South Florida has a vibrant music scene. Just ask anyone.
And with Super Bowl LIV coming to the Miami Gardens stadium formerly known as Sun Life in February of 2020, it’s not too early to start thinking about who should be providing the halftime entertainment.
Here are our top 20 picks for who the NFL should select.
“Thank you, NFL, for having 2020 vision!” said Nicki Grossman, Broward County’s tourism chief and a longtime committee member who is retiring next month.
In a few years, officials will joyously shut down parts of Biscayne Boulevard in downtown Miami, turning it into a “Super Bowl city” with week-long activities for ticket-holders and non-ticket-holders alike. Events will be planned throughout South Florida, from South Beach to Fort Lauderdale Beach to Palm Beach.
While Csonka pushed Miami over the goal line — like his days as a Hall of Fame fullback on the Dolphins’ championship teams — it was Ross’ checkbook that put Miami within striking range.

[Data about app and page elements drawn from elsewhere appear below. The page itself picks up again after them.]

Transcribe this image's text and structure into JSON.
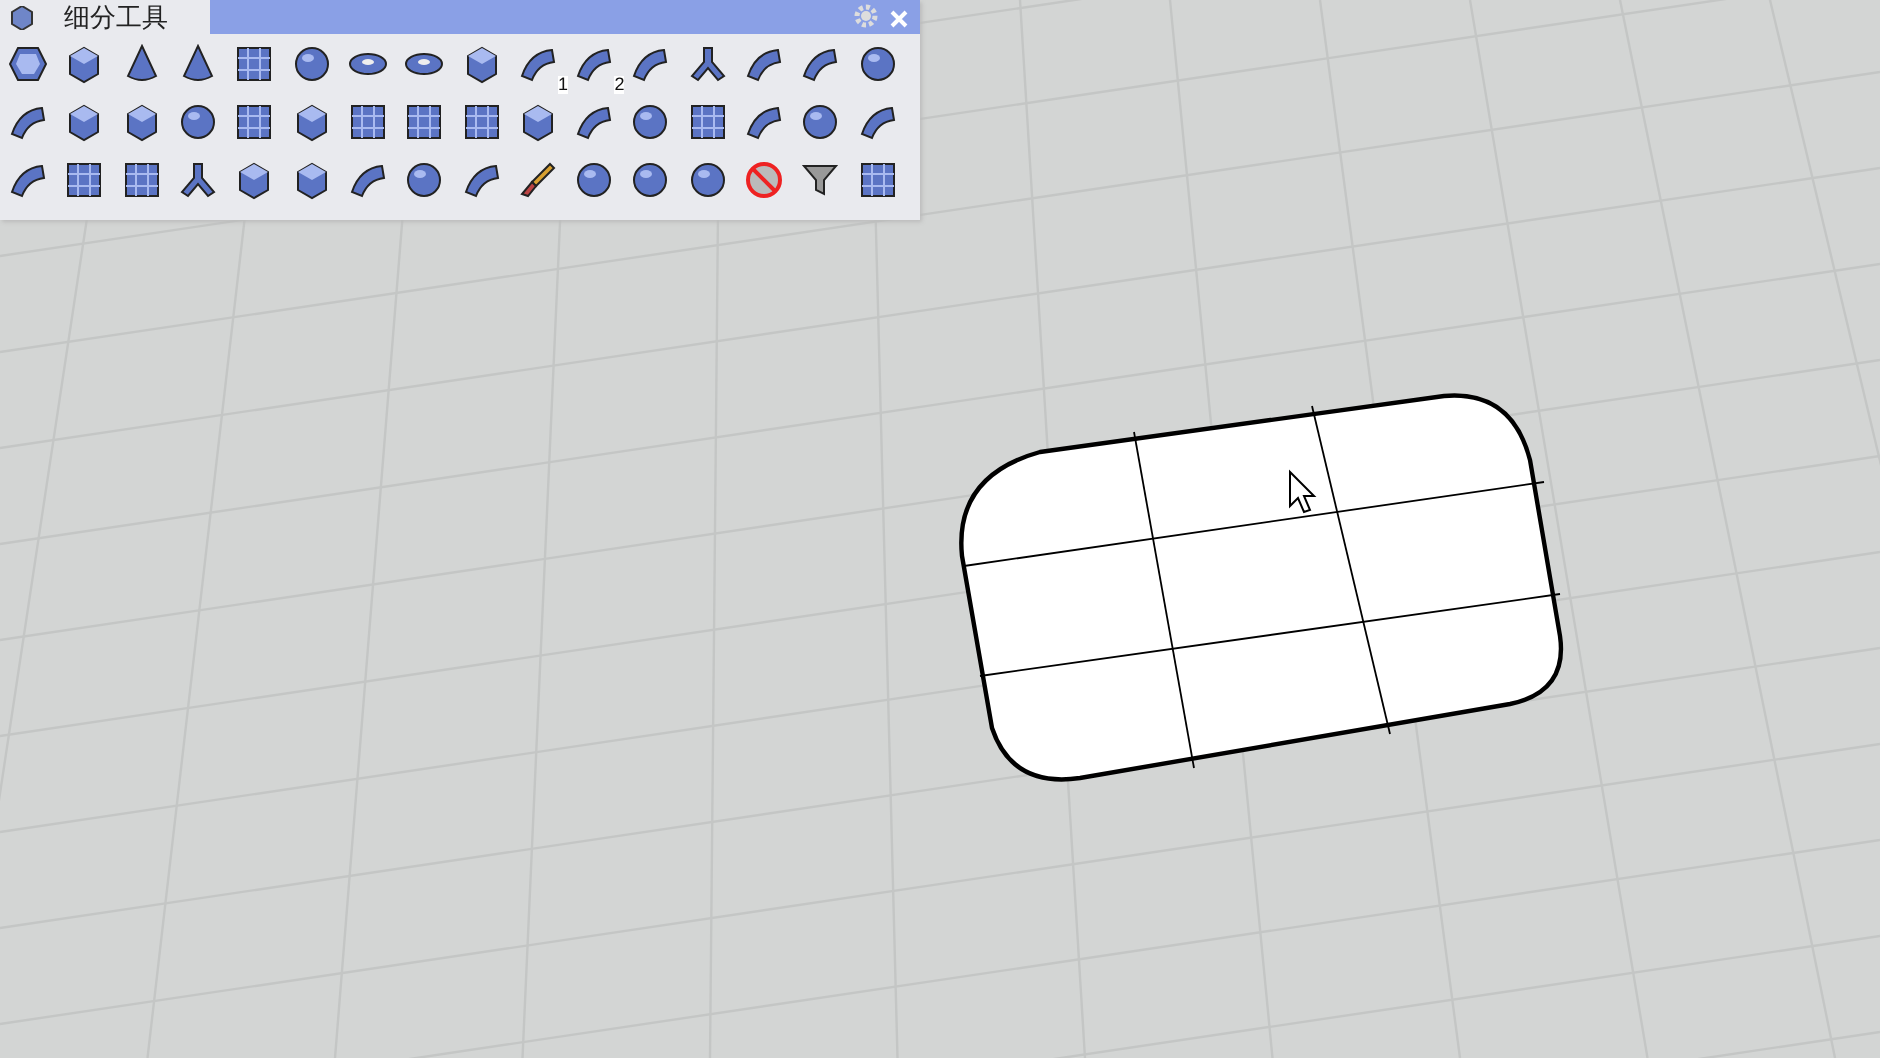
{
  "toolbar": {
    "title": "细分工具",
    "rows": [
      [
        {
          "kind": "polygon"
        },
        {
          "kind": "box"
        },
        {
          "kind": "cone"
        },
        {
          "kind": "cone"
        },
        {
          "kind": "grid"
        },
        {
          "kind": "sphere"
        },
        {
          "kind": "torus"
        },
        {
          "kind": "torus"
        },
        {
          "kind": "box"
        },
        {
          "kind": "surface",
          "badge": "1"
        },
        {
          "kind": "surface",
          "badge": "2"
        },
        {
          "kind": "surface"
        },
        {
          "kind": "branch"
        },
        {
          "kind": "surface"
        },
        {
          "kind": "surface"
        },
        {
          "kind": "sphere"
        }
      ],
      [
        {
          "kind": "surface"
        },
        {
          "kind": "box"
        },
        {
          "kind": "box"
        },
        {
          "kind": "sphere"
        },
        {
          "kind": "grid"
        },
        {
          "kind": "box"
        },
        {
          "kind": "grid"
        },
        {
          "kind": "grid"
        },
        {
          "kind": "grid"
        },
        {
          "kind": "box"
        },
        {
          "kind": "surface"
        },
        {
          "kind": "sphere"
        },
        {
          "kind": "grid"
        },
        {
          "kind": "surface"
        },
        {
          "kind": "sphere"
        },
        {
          "kind": "surface"
        }
      ],
      [
        {
          "kind": "surface"
        },
        {
          "kind": "grid"
        },
        {
          "kind": "grid"
        },
        {
          "kind": "branch"
        },
        {
          "kind": "box"
        },
        {
          "kind": "box"
        },
        {
          "kind": "surface"
        },
        {
          "kind": "sphere"
        },
        {
          "kind": "surface"
        },
        {
          "kind": "brush"
        },
        {
          "kind": "sphere"
        },
        {
          "kind": "sphere"
        },
        {
          "kind": "sphere"
        },
        {
          "kind": "forbidden"
        },
        {
          "kind": "filter"
        },
        {
          "kind": "grid"
        }
      ]
    ]
  }
}
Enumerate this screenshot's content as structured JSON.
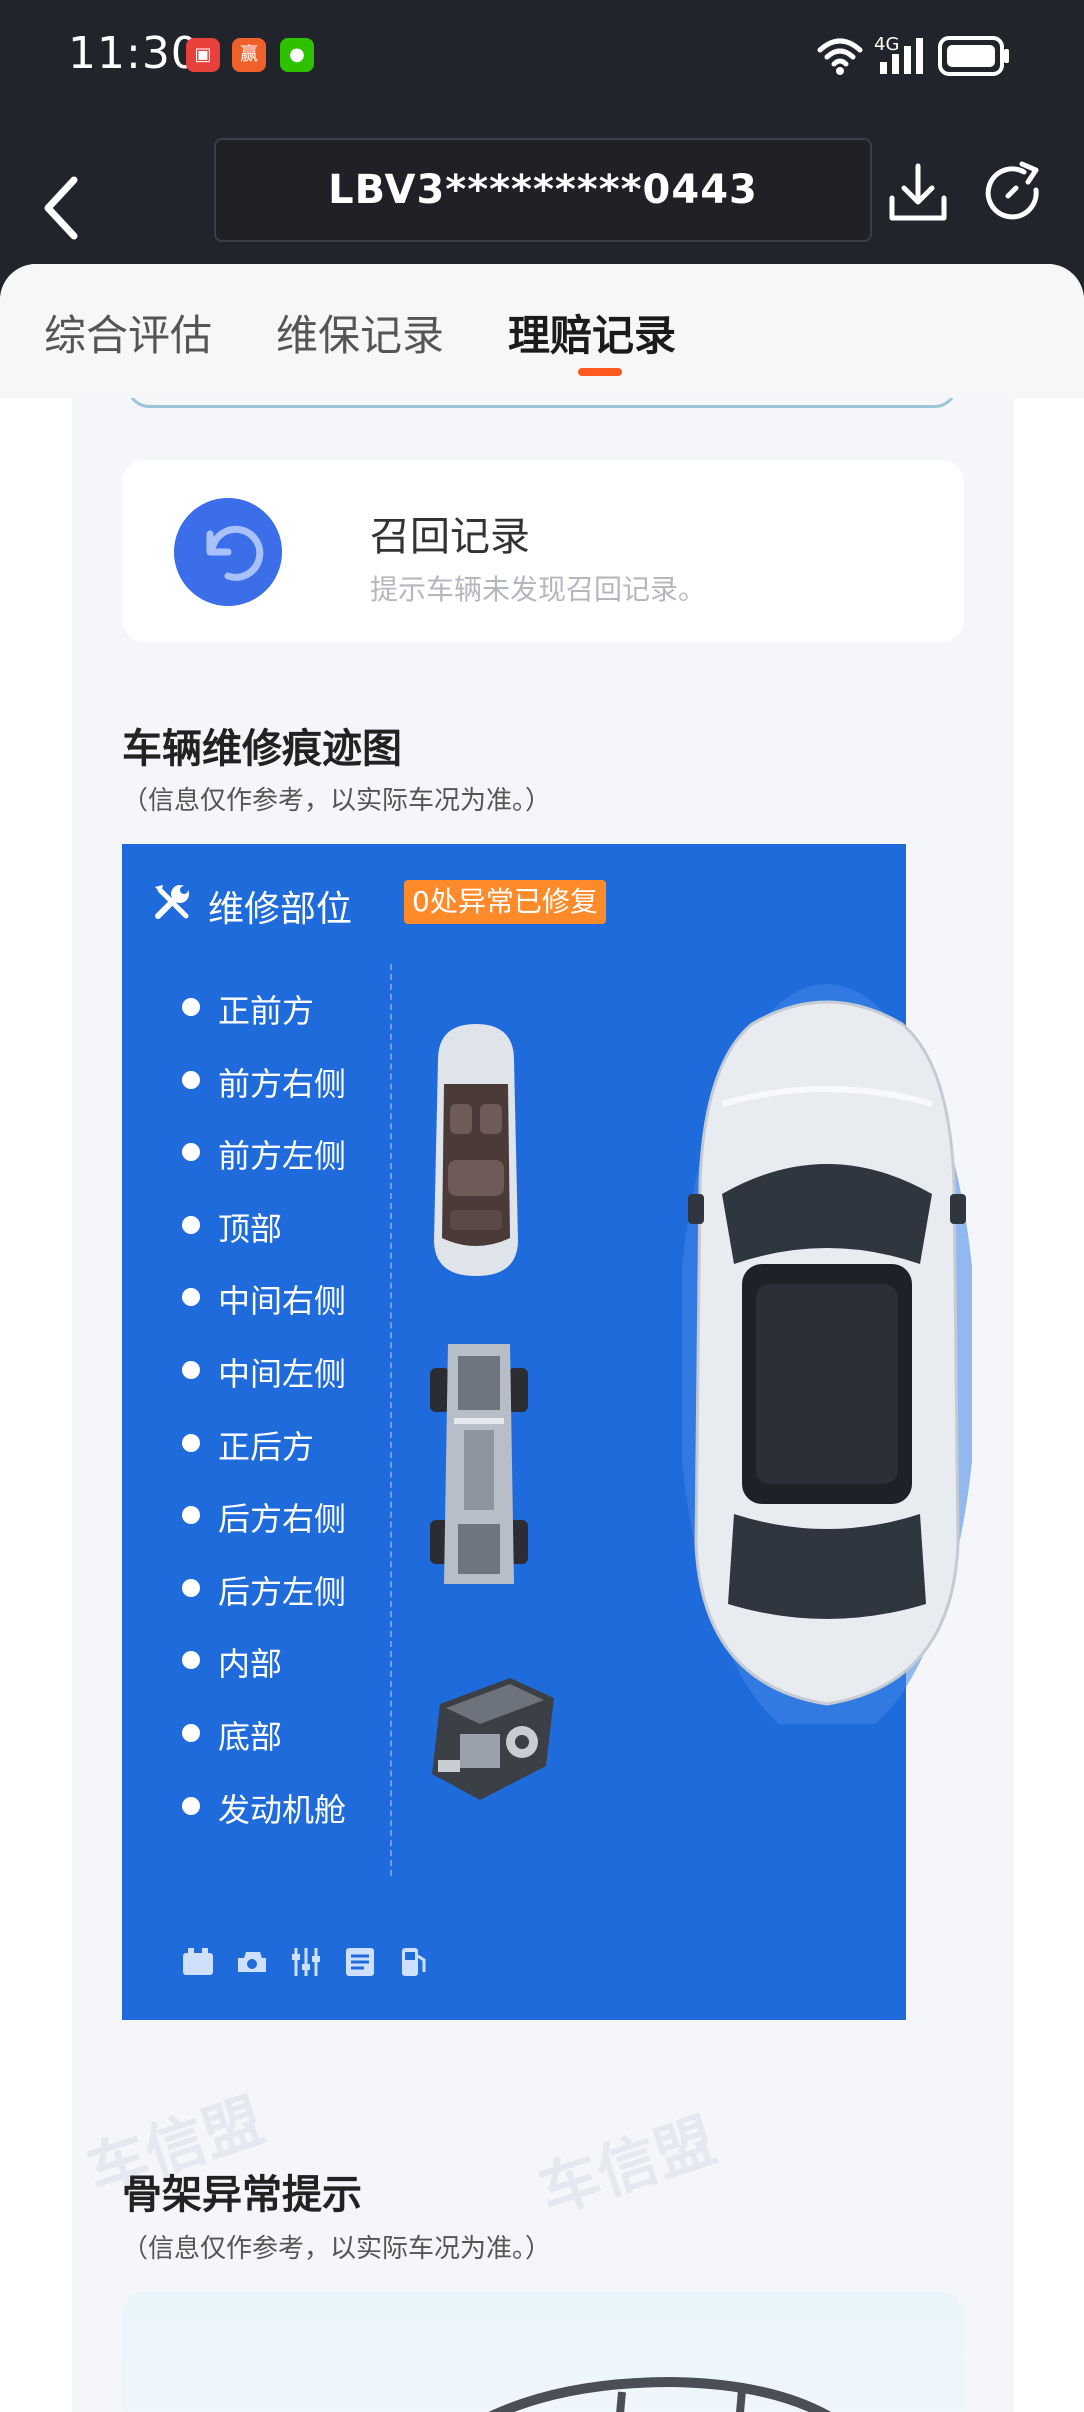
{
  "status": {
    "time": "11:30",
    "apps": [
      {
        "name": "huawei-store-icon",
        "color": "#e8413c",
        "glyph": "▣"
      },
      {
        "name": "game-app-icon",
        "color": "#f0602a",
        "glyph": "赢"
      },
      {
        "name": "wechat-icon",
        "color": "#2dc100",
        "glyph": "●"
      }
    ],
    "network": "4G"
  },
  "header": {
    "vin": "LBV3*********0443"
  },
  "tabs": [
    {
      "label": "综合评估",
      "active": false
    },
    {
      "label": "维保记录",
      "active": false
    },
    {
      "label": "理赔记录",
      "active": true
    }
  ],
  "recall": {
    "title": "召回记录",
    "subtitle": "提示车辆未发现召回记录。"
  },
  "repair_map": {
    "title": "车辆维修痕迹图",
    "note": "（信息仅作参考，以实际车况为准。）",
    "panel_title": "维修部位",
    "badge": "0处异常已修复",
    "parts": [
      "正前方",
      "前方右侧",
      "前方左侧",
      "顶部",
      "中间右侧",
      "中间左侧",
      "正后方",
      "后方右侧",
      "后方左侧",
      "内部",
      "底部",
      "发动机舱"
    ],
    "accent": "#1f6bdb",
    "badge_color": "#ff8a2a"
  },
  "frame": {
    "title": "骨架异常提示",
    "note": "（信息仅作参考，以实际车况为准。）"
  },
  "watermark": "车信盟"
}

The NFL had made it clear that without renovations to the then-named Sun Life Stadium, Miami not only lost its spot in the Super Bowl rotation, it wouldn’t get any Super Bowls, period. After protracted legal and political wrangling over tax money, Ross opened his wallet and paid for the upgrades himself.
At first, the renovations carried a $350 million price tag, but the latest estimates, which might be conservative, have the cost at $450 million. Rain spoiled the 2007 game in Miami (Bears-Colts), so Ross is installing a canopy over the seating areas, which is the most significant upgrade. He also installed all-new seats, is upgrading the suites and installing new video replay boards in all four corners of the stadium.
Csonka said once that work is complete, the Dolphins’ home will be on par with any stadium in the NFL. Therefore, he said, “Why not?” put a Super Bowl in Miami.
The South Florida Bid Committee, headed by Rodney Barreto, arrived in Charlotte optimistic. They’d been disappointed before — the next two Super Bowls will be in Houston and Minneapolis — but, privately, they knew they had their strongest case in ages. In his Coral Gables office, Barreto proudly kept a massive, 526-page proposal in a binder that outlined the ways South Florida had checked off every requirement the NFL wanted from contending cities.
The seeds were planted three years ago almost to the date, when owners met in Boston and awarded the 50th Super Bowl to the San Francisco Bay Area and the upcoming season’s title game to Houston. But it was the way Miami was rebuffed — the votes were via rare super-majorities, meaning Miami hadn’t even gotten nine votes each time. Plus, the defeats came inside a 10-minute span. Owners clearly didn’t need time to think about it. Then-Dolphins CEO Mike Dee said, “It sends a clear message that we weren’t in the hunt. There’s no other conclusion to draw.”
It was especially crushing to Ross, who is now 76.
“I really wanted to see it and I wanted it to be my legacy,” Ross said at the time.
Ross can now set the bar on his legacy a bit higher: hoping his Dolphins actually get to host the championship game in their own stadium.
The 2016 NFL schedule is out, and the Dolphins — as expected — have 16 games, some of which they’ll win and some of which they won’t. How do you think they’ll fare? Vote now on whether they’ll win or lose each game.